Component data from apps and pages
——————————
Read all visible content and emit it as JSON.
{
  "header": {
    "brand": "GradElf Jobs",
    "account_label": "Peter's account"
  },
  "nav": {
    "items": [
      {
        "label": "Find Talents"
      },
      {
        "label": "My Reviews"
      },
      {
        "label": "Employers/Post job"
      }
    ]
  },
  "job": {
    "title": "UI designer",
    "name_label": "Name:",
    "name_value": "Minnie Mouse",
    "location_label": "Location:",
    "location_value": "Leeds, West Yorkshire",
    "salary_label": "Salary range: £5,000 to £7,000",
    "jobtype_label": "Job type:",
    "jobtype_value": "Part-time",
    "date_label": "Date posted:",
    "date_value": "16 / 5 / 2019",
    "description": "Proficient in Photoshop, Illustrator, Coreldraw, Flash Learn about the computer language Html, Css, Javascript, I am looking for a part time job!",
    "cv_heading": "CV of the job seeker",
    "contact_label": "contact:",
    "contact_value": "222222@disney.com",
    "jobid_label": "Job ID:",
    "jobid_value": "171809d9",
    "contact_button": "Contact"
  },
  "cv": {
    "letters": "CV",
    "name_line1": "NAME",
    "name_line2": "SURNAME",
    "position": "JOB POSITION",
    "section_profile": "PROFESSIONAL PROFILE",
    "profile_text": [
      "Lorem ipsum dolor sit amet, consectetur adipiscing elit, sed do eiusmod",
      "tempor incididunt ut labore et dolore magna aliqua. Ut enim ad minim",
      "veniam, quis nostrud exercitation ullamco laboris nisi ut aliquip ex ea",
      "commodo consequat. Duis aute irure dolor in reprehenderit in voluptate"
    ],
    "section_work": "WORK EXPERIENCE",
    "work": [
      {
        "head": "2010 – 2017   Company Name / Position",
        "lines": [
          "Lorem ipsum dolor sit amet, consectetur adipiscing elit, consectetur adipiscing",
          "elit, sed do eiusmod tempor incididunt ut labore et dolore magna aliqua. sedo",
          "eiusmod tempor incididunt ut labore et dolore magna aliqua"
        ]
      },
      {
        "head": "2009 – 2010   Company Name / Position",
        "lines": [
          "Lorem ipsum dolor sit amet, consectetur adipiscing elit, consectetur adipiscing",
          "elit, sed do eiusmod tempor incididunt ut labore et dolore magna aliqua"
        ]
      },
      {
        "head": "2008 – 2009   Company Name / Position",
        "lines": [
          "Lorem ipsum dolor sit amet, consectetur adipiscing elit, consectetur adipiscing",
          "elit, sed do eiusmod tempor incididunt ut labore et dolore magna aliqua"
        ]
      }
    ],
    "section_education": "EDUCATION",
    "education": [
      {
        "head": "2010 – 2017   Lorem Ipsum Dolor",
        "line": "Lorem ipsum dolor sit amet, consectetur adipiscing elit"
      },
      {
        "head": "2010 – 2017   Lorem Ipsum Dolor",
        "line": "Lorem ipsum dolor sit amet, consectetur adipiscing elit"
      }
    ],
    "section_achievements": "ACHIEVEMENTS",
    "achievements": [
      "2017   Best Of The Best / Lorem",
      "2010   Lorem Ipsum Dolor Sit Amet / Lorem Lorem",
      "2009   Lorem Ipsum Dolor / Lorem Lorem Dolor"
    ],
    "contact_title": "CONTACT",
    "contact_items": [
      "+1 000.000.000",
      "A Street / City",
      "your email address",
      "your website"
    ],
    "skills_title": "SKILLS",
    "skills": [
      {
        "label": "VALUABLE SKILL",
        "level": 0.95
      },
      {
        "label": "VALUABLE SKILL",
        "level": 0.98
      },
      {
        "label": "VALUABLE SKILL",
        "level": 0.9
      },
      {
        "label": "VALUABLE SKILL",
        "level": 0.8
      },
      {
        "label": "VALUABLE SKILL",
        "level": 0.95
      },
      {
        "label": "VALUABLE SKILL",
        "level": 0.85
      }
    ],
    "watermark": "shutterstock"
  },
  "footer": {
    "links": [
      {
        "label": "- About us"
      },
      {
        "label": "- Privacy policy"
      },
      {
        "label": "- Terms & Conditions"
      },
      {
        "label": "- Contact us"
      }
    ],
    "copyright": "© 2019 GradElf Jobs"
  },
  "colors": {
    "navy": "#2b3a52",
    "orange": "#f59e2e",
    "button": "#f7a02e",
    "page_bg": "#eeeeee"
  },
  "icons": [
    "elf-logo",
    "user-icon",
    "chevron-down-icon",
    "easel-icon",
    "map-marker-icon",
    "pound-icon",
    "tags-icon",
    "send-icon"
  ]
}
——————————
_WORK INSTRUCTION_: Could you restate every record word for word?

_EXERCISE RESULT_:
Read all visible content and emit it as JSON.
{
  "header": {
    "brand": "GradElf Jobs",
    "account_label": "Peter's account"
  },
  "nav": {
    "items": [
      {
        "label": "Find Talents"
      },
      {
        "label": "My Reviews"
      },
      {
        "label": "Employers/Post job"
      }
    ]
  },
  "job": {
    "title": "UI designer",
    "name_label": "Name:",
    "name_value": "Minnie Mouse",
    "location_label": "Location:",
    "location_value": "Leeds, West Yorkshire",
    "salary_label": "Salary range: £5,000 to £7,000",
    "jobtype_label": "Job type:",
    "jobtype_value": "Part-time",
    "date_label": "Date posted:",
    "date_value": "16 / 5 / 2019",
    "description": "Proficient in Photoshop, Illustrator, Coreldraw, Flash Learn about the computer language Html, Css, Javascript, I am looking for a part time job!",
    "cv_heading": "CV of the job seeker",
    "contact_label": "contact:",
    "contact_value": "222222@disney.com",
    "jobid_label": "Job ID:",
    "jobid_value": "171809d9",
    "contact_button": "Contact"
  },
  "cv": {
    "letters": "CV",
    "name_line1": "NAME",
    "name_line2": "SURNAME",
    "position": "JOB POSITION",
    "section_profile": "PROFESSIONAL PROFILE",
    "profile_text": [
      "Lorem ipsum dolor sit amet, consectetur adipiscing elit, sed do eiusmod",
      "tempor incididunt ut labore et dolore magna aliqua. Ut enim ad minim",
      "veniam, quis nostrud exercitation ullamco laboris nisi ut aliquip ex ea",
      "commodo consequat. Duis aute irure dolor in reprehenderit in voluptate"
    ],
    "section_work": "WORK EXPERIENCE",
    "work": [
      {
        "head": "2010 – 2017   Company Name / Position",
        "lines": [
          "Lorem ipsum dolor sit amet, consectetur adipiscing elit, consectetur adipiscing",
          "elit, sed do eiusmod tempor incididunt ut labore et dolore magna aliqua. sedo",
          "eiusmod tempor incididunt ut labore et dolore magna aliqua"
        ]
      },
      {
        "head": "2009 – 2010   Company Name / Position",
        "lines": [
          "Lorem ipsum dolor sit amet, consectetur adipiscing elit, consectetur adipiscing",
          "elit, sed do eiusmod tempor incididunt ut labore et dolore magna aliqua"
        ]
      },
      {
        "head": "2008 – 2009   Company Name / Position",
        "lines": [
          "Lorem ipsum dolor sit amet, consectetur adipiscing elit, consectetur adipiscing",
          "elit, sed do eiusmod tempor incididunt ut labore et dolore magna aliqua"
        ]
      }
    ],
    "section_education": "EDUCATION",
    "education": [
      {
        "head": "2010 – 2017   Lorem Ipsum Dolor",
        "line": "Lorem ipsum dolor sit amet, consectetur adipiscing elit"
      },
      {
        "head": "2010 – 2017   Lorem Ipsum Dolor",
        "line": "Lorem ipsum dolor sit amet, consectetur adipiscing elit"
      }
    ],
    "section_achievements": "ACHIEVEMENTS",
    "achievements": [
      "2017   Best Of The Best / Lorem",
      "2010   Lorem Ipsum Dolor Sit Amet / Lorem Lorem",
      "2009   Lorem Ipsum Dolor / Lorem Lorem Dolor"
    ],
    "contact_title": "CONTACT",
    "contact_items": [
      "+1 000.000.000",
      "A Street / City",
      "your email address",
      "your website"
    ],
    "skills_title": "SKILLS",
    "skills": [
      {
        "label": "VALUABLE SKILL",
        "level": 0.95
      },
      {
        "label": "VALUABLE SKILL",
        "level": 0.98
      },
      {
        "label": "VALUABLE SKILL",
        "level": 0.9
      },
      {
        "label": "VALUABLE SKILL",
        "level": 0.8
      },
      {
        "label": "VALUABLE SKILL",
        "level": 0.95
      },
      {
        "label": "VALUABLE SKILL",
        "level": 0.85
      }
    ],
    "watermark": "shutterstock"
  },
  "footer": {
    "links": [
      {
        "label": "- About us"
      },
      {
        "label": "- Privacy policy"
      },
      {
        "label": "- Terms & Conditions"
      },
      {
        "label": "- Contact us"
      }
    ],
    "copyright": "© 2019 GradElf Jobs"
  },
  "colors": {
    "navy": "#2b3a52",
    "orange": "#f59e2e",
    "button": "#f7a02e",
    "page_bg": "#eeeeee"
  },
  "icons": [
    "elf-logo",
    "user-icon",
    "chevron-down-icon",
    "easel-icon",
    "map-marker-icon",
    "pound-icon",
    "tags-icon",
    "send-icon"
  ]
}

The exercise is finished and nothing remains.